• **Description of the task**: Pictures aside, print all of the data below exactly as written.

• **Source records**:
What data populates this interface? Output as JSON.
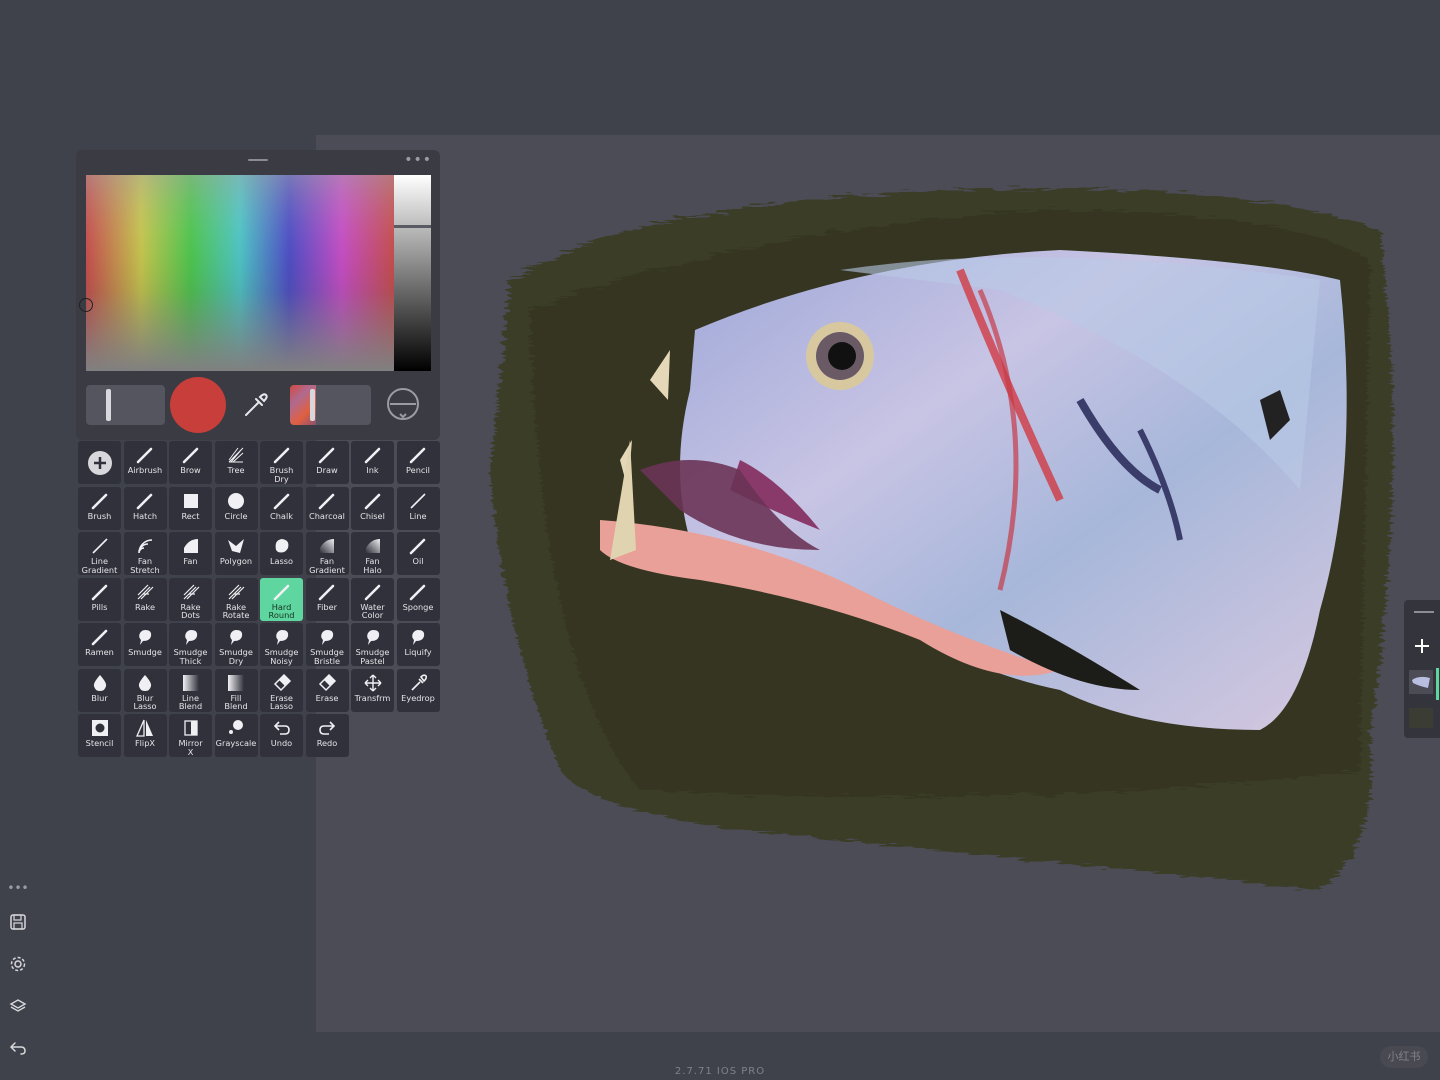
{
  "app": {
    "version": "2.7.71 IOS PRO",
    "watermark": "小红书"
  },
  "color_panel": {
    "grab_handle": "—",
    "more_menu": "•••",
    "current_color": "#c83e3a",
    "eyedropper_icon": "eyedropper-icon"
  },
  "tools": [
    {
      "label": "",
      "icon": "add"
    },
    {
      "label": "Airbrush",
      "icon": "pen"
    },
    {
      "label": "Brow",
      "icon": "pen"
    },
    {
      "label": "Tree",
      "icon": "tree"
    },
    {
      "label": "Brush\nDry",
      "icon": "pen"
    },
    {
      "label": "Draw",
      "icon": "pen"
    },
    {
      "label": "Ink",
      "icon": "pen"
    },
    {
      "label": "Pencil",
      "icon": "pen"
    },
    {
      "label": "Brush",
      "icon": "pen"
    },
    {
      "label": "Hatch",
      "icon": "pen"
    },
    {
      "label": "Rect",
      "icon": "rect"
    },
    {
      "label": "Circle",
      "icon": "circle"
    },
    {
      "label": "Chalk",
      "icon": "pen"
    },
    {
      "label": "Charcoal",
      "icon": "pen"
    },
    {
      "label": "Chisel",
      "icon": "pen"
    },
    {
      "label": "Line",
      "icon": "line"
    },
    {
      "label": "Line\nGradient",
      "icon": "line"
    },
    {
      "label": "Fan\nStretch",
      "icon": "fan"
    },
    {
      "label": "Fan",
      "icon": "fanfill"
    },
    {
      "label": "Polygon",
      "icon": "polygon"
    },
    {
      "label": "Lasso",
      "icon": "lasso"
    },
    {
      "label": "Fan\nGradient",
      "icon": "fangrad"
    },
    {
      "label": "Fan\nHalo",
      "icon": "fangrad"
    },
    {
      "label": "Oil",
      "icon": "pen"
    },
    {
      "label": "Pills",
      "icon": "pen"
    },
    {
      "label": "Rake",
      "icon": "rake"
    },
    {
      "label": "Rake\nDots",
      "icon": "rake"
    },
    {
      "label": "Rake\nRotate",
      "icon": "rake"
    },
    {
      "label": "Hard\nRound",
      "icon": "pen",
      "active": true
    },
    {
      "label": "Fiber",
      "icon": "pen"
    },
    {
      "label": "Water\nColor",
      "icon": "pen"
    },
    {
      "label": "Sponge",
      "icon": "pen"
    },
    {
      "label": "Ramen",
      "icon": "pen"
    },
    {
      "label": "Smudge",
      "icon": "smudge"
    },
    {
      "label": "Smudge\nThick",
      "icon": "smudge"
    },
    {
      "label": "Smudge\nDry",
      "icon": "smudge"
    },
    {
      "label": "Smudge\nNoisy",
      "icon": "smudge"
    },
    {
      "label": "Smudge\nBristle",
      "icon": "smudge"
    },
    {
      "label": "Smudge\nPastel",
      "icon": "smudge"
    },
    {
      "label": "Liquify",
      "icon": "smudge"
    },
    {
      "label": "Blur",
      "icon": "drop"
    },
    {
      "label": "Blur\nLasso",
      "icon": "drop"
    },
    {
      "label": "Line\nBlend",
      "icon": "grad"
    },
    {
      "label": "Fill\nBlend",
      "icon": "grad"
    },
    {
      "label": "Erase\nLasso",
      "icon": "eraser"
    },
    {
      "label": "Erase",
      "icon": "eraser"
    },
    {
      "label": "Transfrm",
      "icon": "move"
    },
    {
      "label": "Eyedrop",
      "icon": "eyedrop"
    },
    {
      "label": "Stencil",
      "icon": "stencil"
    },
    {
      "label": "FlipX",
      "icon": "flip"
    },
    {
      "label": "Mirror\nX",
      "icon": "mirror"
    },
    {
      "label": "Grayscale",
      "icon": "dots"
    },
    {
      "label": "Undo",
      "icon": "undo"
    },
    {
      "label": "Redo",
      "icon": "redo"
    }
  ],
  "left_toolbar": {
    "more": "•••",
    "items": [
      {
        "name": "save-icon"
      },
      {
        "name": "settings-gear-icon"
      },
      {
        "name": "layers-icon"
      },
      {
        "name": "back-icon"
      }
    ]
  }
}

• **Answer area**:
What data populates this interface? Output as JSON.
{
  "app": {
    "version": "2.7.71 IOS PRO",
    "watermark": "小红书"
  },
  "color_panel": {
    "grab_handle": "—",
    "more_menu": "•••",
    "current_color": "#c83e3a",
    "eyedropper_icon": "eyedropper-icon"
  },
  "tools": [
    {
      "label": "",
      "icon": "add"
    },
    {
      "label": "Airbrush",
      "icon": "pen"
    },
    {
      "label": "Brow",
      "icon": "pen"
    },
    {
      "label": "Tree",
      "icon": "tree"
    },
    {
      "label": "Brush\nDry",
      "icon": "pen"
    },
    {
      "label": "Draw",
      "icon": "pen"
    },
    {
      "label": "Ink",
      "icon": "pen"
    },
    {
      "label": "Pencil",
      "icon": "pen"
    },
    {
      "label": "Brush",
      "icon": "pen"
    },
    {
      "label": "Hatch",
      "icon": "pen"
    },
    {
      "label": "Rect",
      "icon": "rect"
    },
    {
      "label": "Circle",
      "icon": "circle"
    },
    {
      "label": "Chalk",
      "icon": "pen"
    },
    {
      "label": "Charcoal",
      "icon": "pen"
    },
    {
      "label": "Chisel",
      "icon": "pen"
    },
    {
      "label": "Line",
      "icon": "line"
    },
    {
      "label": "Line\nGradient",
      "icon": "line"
    },
    {
      "label": "Fan\nStretch",
      "icon": "fan"
    },
    {
      "label": "Fan",
      "icon": "fanfill"
    },
    {
      "label": "Polygon",
      "icon": "polygon"
    },
    {
      "label": "Lasso",
      "icon": "lasso"
    },
    {
      "label": "Fan\nGradient",
      "icon": "fangrad"
    },
    {
      "label": "Fan\nHalo",
      "icon": "fangrad"
    },
    {
      "label": "Oil",
      "icon": "pen"
    },
    {
      "label": "Pills",
      "icon": "pen"
    },
    {
      "label": "Rake",
      "icon": "rake"
    },
    {
      "label": "Rake\nDots",
      "icon": "rake"
    },
    {
      "label": "Rake\nRotate",
      "icon": "rake"
    },
    {
      "label": "Hard\nRound",
      "icon": "pen",
      "active": true
    },
    {
      "label": "Fiber",
      "icon": "pen"
    },
    {
      "label": "Water\nColor",
      "icon": "pen"
    },
    {
      "label": "Sponge",
      "icon": "pen"
    },
    {
      "label": "Ramen",
      "icon": "pen"
    },
    {
      "label": "Smudge",
      "icon": "smudge"
    },
    {
      "label": "Smudge\nThick",
      "icon": "smudge"
    },
    {
      "label": "Smudge\nDry",
      "icon": "smudge"
    },
    {
      "label": "Smudge\nNoisy",
      "icon": "smudge"
    },
    {
      "label": "Smudge\nBristle",
      "icon": "smudge"
    },
    {
      "label": "Smudge\nPastel",
      "icon": "smudge"
    },
    {
      "label": "Liquify",
      "icon": "smudge"
    },
    {
      "label": "Blur",
      "icon": "drop"
    },
    {
      "label": "Blur\nLasso",
      "icon": "drop"
    },
    {
      "label": "Line\nBlend",
      "icon": "grad"
    },
    {
      "label": "Fill\nBlend",
      "icon": "grad"
    },
    {
      "label": "Erase\nLasso",
      "icon": "eraser"
    },
    {
      "label": "Erase",
      "icon": "eraser"
    },
    {
      "label": "Transfrm",
      "icon": "move"
    },
    {
      "label": "Eyedrop",
      "icon": "eyedrop"
    },
    {
      "label": "Stencil",
      "icon": "stencil"
    },
    {
      "label": "FlipX",
      "icon": "flip"
    },
    {
      "label": "Mirror\nX",
      "icon": "mirror"
    },
    {
      "label": "Grayscale",
      "icon": "dots"
    },
    {
      "label": "Undo",
      "icon": "undo"
    },
    {
      "label": "Redo",
      "icon": "redo"
    }
  ],
  "left_toolbar": {
    "more": "•••",
    "items": [
      {
        "name": "save-icon"
      },
      {
        "name": "settings-gear-icon"
      },
      {
        "name": "layers-icon"
      },
      {
        "name": "back-icon"
      }
    ]
  }
}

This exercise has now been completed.